[Recorded data]
+++++

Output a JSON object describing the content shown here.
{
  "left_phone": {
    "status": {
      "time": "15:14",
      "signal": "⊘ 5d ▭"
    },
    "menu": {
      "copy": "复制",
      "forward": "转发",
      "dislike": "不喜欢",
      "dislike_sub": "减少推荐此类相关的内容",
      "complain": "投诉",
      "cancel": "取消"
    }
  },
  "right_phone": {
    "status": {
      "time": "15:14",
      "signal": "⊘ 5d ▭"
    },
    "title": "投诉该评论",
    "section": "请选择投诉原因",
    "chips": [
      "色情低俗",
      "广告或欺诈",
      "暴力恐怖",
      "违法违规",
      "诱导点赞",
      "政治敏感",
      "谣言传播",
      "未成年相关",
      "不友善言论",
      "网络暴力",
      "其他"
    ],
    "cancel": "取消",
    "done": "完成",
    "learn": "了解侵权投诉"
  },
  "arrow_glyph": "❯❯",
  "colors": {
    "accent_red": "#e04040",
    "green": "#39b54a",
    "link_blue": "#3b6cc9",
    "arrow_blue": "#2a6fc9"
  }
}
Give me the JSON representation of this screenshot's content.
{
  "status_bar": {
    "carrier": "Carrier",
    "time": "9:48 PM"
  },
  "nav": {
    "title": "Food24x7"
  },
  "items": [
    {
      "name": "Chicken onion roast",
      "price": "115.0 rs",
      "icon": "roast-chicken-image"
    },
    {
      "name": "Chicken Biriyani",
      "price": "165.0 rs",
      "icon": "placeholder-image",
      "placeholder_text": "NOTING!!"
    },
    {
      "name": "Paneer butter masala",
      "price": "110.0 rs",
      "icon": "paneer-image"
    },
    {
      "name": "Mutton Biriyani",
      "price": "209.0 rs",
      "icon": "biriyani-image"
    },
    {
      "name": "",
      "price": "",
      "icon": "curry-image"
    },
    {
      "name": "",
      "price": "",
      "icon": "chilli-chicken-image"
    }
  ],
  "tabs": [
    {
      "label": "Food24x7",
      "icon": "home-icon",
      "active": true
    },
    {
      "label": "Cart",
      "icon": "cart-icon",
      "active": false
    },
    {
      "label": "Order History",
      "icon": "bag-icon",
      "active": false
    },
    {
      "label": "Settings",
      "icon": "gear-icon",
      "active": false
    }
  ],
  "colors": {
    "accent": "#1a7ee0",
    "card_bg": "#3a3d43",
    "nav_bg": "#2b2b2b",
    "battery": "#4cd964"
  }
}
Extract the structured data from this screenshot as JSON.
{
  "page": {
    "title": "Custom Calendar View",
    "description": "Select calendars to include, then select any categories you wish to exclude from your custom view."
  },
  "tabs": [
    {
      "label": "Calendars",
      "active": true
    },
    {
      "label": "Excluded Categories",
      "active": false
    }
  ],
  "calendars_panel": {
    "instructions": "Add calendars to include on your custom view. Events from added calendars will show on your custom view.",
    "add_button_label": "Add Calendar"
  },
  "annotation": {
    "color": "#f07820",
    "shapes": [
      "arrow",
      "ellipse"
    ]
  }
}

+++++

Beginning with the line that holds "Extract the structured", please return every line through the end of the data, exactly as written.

== THE ANSWER ==
Extract the structured data from this screenshot as JSON.
{
  "page": {
    "title": "Custom Calendar View",
    "description": "Select calendars to include, then select any categories you wish to exclude from your custom view."
  },
  "tabs": [
    {
      "label": "Calendars",
      "active": true
    },
    {
      "label": "Excluded Categories",
      "active": false
    }
  ],
  "calendars_panel": {
    "instructions": "Add calendars to include on your custom view. Events from added calendars will show on your custom view.",
    "add_button_label": "Add Calendar"
  },
  "annotation": {
    "color": "#f07820",
    "shapes": [
      "arrow",
      "ellipse"
    ]
  }
}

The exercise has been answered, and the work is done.